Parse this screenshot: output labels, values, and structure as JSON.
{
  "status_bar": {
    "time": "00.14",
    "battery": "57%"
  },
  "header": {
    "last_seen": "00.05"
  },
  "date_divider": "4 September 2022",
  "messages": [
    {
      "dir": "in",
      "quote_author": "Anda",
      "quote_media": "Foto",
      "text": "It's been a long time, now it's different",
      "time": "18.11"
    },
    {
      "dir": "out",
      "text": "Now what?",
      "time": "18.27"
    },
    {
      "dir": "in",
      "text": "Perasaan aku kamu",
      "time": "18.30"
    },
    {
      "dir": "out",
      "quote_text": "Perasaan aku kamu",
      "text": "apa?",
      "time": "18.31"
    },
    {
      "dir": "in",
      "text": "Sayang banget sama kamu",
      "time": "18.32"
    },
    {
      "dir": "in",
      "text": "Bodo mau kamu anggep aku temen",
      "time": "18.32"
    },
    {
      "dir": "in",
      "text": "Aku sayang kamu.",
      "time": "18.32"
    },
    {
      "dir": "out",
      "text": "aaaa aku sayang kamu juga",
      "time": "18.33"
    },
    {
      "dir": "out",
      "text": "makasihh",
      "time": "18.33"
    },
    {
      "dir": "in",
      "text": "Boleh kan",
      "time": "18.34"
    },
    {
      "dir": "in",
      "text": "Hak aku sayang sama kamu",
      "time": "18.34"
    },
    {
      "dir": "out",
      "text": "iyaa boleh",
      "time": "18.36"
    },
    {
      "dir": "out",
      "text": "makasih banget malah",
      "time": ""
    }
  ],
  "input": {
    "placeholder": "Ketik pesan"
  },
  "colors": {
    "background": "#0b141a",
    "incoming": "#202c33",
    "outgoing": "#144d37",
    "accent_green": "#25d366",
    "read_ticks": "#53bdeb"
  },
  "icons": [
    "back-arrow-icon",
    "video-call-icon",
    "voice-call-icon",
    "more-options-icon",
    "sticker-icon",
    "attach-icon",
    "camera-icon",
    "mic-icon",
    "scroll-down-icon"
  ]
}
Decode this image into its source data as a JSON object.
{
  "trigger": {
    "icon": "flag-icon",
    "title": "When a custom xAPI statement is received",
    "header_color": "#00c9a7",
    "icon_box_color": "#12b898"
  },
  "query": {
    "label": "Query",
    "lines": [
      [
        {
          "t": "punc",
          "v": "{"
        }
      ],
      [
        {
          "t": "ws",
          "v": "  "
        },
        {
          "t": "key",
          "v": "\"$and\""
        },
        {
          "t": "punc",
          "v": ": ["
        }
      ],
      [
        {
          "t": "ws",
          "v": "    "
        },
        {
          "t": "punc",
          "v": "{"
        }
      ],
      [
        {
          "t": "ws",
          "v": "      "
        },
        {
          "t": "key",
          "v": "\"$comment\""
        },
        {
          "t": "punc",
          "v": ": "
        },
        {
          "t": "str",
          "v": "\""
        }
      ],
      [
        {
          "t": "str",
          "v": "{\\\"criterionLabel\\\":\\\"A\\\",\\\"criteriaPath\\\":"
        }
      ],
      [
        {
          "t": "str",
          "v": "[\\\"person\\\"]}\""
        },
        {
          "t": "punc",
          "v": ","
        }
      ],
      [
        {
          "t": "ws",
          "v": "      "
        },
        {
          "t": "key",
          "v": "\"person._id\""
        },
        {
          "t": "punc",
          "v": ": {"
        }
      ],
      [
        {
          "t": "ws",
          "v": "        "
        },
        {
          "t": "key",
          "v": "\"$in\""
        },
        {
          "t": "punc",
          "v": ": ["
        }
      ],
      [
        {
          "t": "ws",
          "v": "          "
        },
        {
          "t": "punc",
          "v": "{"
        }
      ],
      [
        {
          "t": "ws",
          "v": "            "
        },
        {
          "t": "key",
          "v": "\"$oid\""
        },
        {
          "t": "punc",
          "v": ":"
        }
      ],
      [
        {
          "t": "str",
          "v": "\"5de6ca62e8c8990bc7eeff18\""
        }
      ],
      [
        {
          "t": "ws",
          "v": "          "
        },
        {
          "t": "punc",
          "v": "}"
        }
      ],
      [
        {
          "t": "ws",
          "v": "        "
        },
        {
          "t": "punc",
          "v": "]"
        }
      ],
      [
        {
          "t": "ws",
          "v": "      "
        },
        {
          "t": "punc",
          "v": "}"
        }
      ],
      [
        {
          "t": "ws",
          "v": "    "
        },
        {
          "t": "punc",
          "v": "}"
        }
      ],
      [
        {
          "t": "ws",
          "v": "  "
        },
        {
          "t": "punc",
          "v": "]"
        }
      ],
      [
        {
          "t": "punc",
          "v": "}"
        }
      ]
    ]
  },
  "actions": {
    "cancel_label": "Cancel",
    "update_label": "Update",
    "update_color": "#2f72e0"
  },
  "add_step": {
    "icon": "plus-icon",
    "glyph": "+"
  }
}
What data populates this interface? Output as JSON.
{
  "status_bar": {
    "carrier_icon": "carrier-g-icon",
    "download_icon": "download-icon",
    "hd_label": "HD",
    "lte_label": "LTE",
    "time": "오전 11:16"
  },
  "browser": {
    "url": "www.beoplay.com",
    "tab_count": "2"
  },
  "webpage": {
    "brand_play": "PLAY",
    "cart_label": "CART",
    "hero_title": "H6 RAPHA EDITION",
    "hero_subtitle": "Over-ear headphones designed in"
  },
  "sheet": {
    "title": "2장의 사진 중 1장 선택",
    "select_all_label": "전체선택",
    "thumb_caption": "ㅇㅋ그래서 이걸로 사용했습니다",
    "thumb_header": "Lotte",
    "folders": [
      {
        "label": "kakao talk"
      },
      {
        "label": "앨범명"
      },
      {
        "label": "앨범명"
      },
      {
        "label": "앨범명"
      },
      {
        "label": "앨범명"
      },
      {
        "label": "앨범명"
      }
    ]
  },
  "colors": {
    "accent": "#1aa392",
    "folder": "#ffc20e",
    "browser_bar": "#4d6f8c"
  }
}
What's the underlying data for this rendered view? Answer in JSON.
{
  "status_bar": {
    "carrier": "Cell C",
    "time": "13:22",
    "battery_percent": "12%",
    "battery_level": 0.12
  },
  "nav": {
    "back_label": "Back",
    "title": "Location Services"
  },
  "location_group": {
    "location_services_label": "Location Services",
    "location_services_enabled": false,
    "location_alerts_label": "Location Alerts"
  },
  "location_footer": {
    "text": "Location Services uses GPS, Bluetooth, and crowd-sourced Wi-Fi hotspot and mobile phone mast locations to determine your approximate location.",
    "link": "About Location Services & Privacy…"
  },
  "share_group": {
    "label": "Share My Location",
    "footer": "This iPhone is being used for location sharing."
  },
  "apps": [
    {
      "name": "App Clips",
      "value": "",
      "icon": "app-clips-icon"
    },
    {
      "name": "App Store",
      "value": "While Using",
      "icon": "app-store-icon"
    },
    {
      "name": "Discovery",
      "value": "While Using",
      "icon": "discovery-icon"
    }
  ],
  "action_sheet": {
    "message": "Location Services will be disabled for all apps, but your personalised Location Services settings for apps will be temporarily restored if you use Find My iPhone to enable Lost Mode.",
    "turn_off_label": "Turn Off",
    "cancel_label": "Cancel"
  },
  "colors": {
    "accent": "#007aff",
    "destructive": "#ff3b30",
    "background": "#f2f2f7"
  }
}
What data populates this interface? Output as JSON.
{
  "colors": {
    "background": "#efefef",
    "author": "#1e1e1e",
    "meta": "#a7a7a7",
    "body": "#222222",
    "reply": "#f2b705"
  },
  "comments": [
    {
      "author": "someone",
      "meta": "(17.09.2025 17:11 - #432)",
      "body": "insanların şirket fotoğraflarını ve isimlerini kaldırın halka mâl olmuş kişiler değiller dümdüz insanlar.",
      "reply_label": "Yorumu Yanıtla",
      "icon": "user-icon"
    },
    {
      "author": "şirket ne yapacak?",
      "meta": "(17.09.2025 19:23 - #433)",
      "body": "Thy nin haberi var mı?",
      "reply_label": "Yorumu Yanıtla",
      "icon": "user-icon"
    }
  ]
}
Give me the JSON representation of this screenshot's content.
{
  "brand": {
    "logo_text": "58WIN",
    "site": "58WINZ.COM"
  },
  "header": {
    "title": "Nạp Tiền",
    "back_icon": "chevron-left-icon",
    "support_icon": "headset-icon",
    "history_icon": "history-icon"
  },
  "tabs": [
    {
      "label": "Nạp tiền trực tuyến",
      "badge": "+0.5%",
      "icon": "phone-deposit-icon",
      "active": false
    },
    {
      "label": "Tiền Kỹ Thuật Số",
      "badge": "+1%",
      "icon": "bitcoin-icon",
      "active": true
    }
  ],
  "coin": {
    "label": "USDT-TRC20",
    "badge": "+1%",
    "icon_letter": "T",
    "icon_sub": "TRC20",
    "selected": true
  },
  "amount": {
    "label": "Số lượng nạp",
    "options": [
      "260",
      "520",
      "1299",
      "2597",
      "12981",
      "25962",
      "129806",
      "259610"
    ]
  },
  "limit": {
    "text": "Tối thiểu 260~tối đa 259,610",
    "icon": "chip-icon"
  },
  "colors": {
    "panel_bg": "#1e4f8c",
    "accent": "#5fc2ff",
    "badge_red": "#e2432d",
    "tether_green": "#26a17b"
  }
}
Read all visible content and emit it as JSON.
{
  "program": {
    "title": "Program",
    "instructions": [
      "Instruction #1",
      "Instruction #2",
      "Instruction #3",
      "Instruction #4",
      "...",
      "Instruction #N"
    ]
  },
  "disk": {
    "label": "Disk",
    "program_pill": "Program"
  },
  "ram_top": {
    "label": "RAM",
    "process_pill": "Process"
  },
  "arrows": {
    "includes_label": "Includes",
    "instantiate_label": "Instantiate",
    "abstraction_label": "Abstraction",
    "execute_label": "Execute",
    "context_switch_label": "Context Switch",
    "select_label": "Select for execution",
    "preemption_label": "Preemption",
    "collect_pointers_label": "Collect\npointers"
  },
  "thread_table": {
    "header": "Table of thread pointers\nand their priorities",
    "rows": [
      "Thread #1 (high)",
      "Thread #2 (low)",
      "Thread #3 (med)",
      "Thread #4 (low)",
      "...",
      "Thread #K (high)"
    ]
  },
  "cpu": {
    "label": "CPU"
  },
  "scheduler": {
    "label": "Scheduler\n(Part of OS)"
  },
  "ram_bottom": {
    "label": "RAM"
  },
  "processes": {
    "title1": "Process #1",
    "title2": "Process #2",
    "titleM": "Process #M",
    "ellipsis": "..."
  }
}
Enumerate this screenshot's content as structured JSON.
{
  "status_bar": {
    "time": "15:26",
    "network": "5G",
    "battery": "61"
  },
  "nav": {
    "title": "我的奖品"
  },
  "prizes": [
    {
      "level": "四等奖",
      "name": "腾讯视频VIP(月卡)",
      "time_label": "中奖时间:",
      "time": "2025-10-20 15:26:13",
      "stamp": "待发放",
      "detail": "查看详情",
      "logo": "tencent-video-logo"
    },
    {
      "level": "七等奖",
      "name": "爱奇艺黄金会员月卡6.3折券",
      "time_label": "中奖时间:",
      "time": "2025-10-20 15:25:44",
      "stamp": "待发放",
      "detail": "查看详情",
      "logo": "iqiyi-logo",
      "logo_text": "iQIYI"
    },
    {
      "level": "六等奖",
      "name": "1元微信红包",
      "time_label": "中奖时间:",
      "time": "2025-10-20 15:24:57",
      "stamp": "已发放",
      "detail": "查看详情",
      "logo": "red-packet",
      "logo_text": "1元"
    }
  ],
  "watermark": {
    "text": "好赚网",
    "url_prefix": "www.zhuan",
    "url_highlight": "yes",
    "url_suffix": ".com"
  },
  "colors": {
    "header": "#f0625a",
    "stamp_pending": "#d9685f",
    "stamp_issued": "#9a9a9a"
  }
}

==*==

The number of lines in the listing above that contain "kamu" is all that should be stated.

Expected answer
7